Due to the human component of the court system, it faces many challenges. Some are historical in nature, and some are unique to this time period. One challenge is having adequate resources to administer justice in a reasonable, fair, and dignified manner. Courts must have a sufficient number of trained and qualified judges, adequate support staff, and acceptable physical facilities. The percentage of the criminal justice budget spent on the court system is relatively small in comparison to the law enforcement and corrections systems. The courts face the challenge of maintaining judicial independence when the legislature controls court budgets and jurisdictions. Elected judges are aware of public sentiment and often feel an obligation to campaign contributors. Court management positions have led to concern about increasing bureaucracy in the court system. Some individuals represent themselves pro se, which creates challenges by disrupting the courtroom work group goals of group cohesion, case disposal, and a reduction in uncertainty.

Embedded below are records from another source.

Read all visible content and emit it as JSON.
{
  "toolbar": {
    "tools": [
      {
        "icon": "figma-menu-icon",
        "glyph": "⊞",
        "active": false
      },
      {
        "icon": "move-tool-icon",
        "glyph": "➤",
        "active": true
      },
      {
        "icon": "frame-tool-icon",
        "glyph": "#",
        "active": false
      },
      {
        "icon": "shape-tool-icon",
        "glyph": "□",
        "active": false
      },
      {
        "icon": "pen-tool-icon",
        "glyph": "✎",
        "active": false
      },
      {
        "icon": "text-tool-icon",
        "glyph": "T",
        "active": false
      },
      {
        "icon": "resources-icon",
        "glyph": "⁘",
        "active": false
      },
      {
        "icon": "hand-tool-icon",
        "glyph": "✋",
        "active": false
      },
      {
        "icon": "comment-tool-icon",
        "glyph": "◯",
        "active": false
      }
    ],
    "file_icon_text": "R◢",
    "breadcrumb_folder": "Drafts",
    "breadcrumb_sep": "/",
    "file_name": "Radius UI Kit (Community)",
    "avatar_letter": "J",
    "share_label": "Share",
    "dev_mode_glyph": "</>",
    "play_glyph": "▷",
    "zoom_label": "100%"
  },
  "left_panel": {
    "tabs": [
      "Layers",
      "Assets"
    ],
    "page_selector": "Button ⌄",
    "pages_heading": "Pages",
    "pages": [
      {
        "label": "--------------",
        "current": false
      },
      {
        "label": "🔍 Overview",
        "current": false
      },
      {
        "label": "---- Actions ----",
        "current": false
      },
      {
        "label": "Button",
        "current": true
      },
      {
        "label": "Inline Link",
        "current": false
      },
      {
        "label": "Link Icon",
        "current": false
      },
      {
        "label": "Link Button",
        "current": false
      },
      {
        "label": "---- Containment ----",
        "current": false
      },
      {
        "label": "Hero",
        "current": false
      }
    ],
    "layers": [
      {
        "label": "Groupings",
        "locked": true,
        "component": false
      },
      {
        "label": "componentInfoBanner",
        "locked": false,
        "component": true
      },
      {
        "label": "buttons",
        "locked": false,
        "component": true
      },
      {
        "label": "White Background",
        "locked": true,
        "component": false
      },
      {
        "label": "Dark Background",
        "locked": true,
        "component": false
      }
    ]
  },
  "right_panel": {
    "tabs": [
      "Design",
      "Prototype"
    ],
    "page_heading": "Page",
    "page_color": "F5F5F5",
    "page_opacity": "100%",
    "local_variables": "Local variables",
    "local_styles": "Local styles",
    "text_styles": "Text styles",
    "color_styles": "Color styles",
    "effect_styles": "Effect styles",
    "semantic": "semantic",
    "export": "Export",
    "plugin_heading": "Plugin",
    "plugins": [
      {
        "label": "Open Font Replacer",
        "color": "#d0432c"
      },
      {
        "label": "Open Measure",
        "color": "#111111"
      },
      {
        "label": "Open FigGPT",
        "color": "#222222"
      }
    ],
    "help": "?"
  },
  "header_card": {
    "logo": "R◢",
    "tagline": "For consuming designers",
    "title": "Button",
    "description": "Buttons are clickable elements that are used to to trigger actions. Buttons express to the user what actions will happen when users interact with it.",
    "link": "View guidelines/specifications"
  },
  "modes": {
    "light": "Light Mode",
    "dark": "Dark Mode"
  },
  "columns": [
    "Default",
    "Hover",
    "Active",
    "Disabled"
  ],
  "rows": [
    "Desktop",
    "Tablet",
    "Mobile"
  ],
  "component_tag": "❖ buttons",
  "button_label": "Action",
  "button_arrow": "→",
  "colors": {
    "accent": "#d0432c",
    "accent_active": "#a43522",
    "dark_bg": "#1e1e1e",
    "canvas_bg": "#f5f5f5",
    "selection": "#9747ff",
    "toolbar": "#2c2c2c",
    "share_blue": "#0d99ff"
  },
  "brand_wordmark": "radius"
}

The expansion of Alternative Dispute Resolution (ADR) began in the 1970s as an alternative to adjudication. It has now become institutionalized and is mandatory in many court systems. People utilize ADR for quick case disposition, lower expenses, reduced need for outside parties, and lowered court expense and congestion. The primary types of ADR are negotiation, mediation, arbitration, and hybrid ADR. Negotiation involves two parties resolving their differences through discussion and compromise. Mediation involves a third party helping the parties reach a mutually acceptable solution. Arbitration is a formal ADR method in which the parties agree beforehand that the arbitrator's decision will be final. Hybrid forms of ADR include rent-a-judge programs, med-arb, and minitrials.
The court system is challenged by gender and race. In sexual assault cases, women often experience double victimization. This has been handled through the use of female investigators, officer training, victims' advocates, and rape shield laws. Women are convicted of far fewer crimes than men, possibly because women are less criminally inclined or that the justice system is more forgiving toward women. There are instances where the justice system may be more punitive toward female offenders. Women experience more sympathy from judges and juries, though this has been lessened by sentencing guidelines. Historically, women have been underrepresented in law practice and the judiciary, though there has been a substantial increase in female law students, attorneys, and judges. Minorities comprise a disproportionately large percentage of people arrested and prosecuted, possibly because minorities commit more crimes or because criminal justice policies disproportionately affect minorities.
Scientific evidence is used increasingly to identify and apprehend criminal suspects. The primary method is DNA fingerprinting which is accepted as a reliable indicator of criminal involvement. DNA fingerprinting has placed focus on wrongful criminal convictions. The primary factors that contribute to wrongful convictions are eyewitness identification, false confessions, jailhouse snitch testimony, misleading forensic science, and prosecutorial misconduct. The court system has also had to deal increasingly with non-traditional issues such as the prosecution of enemy combatants.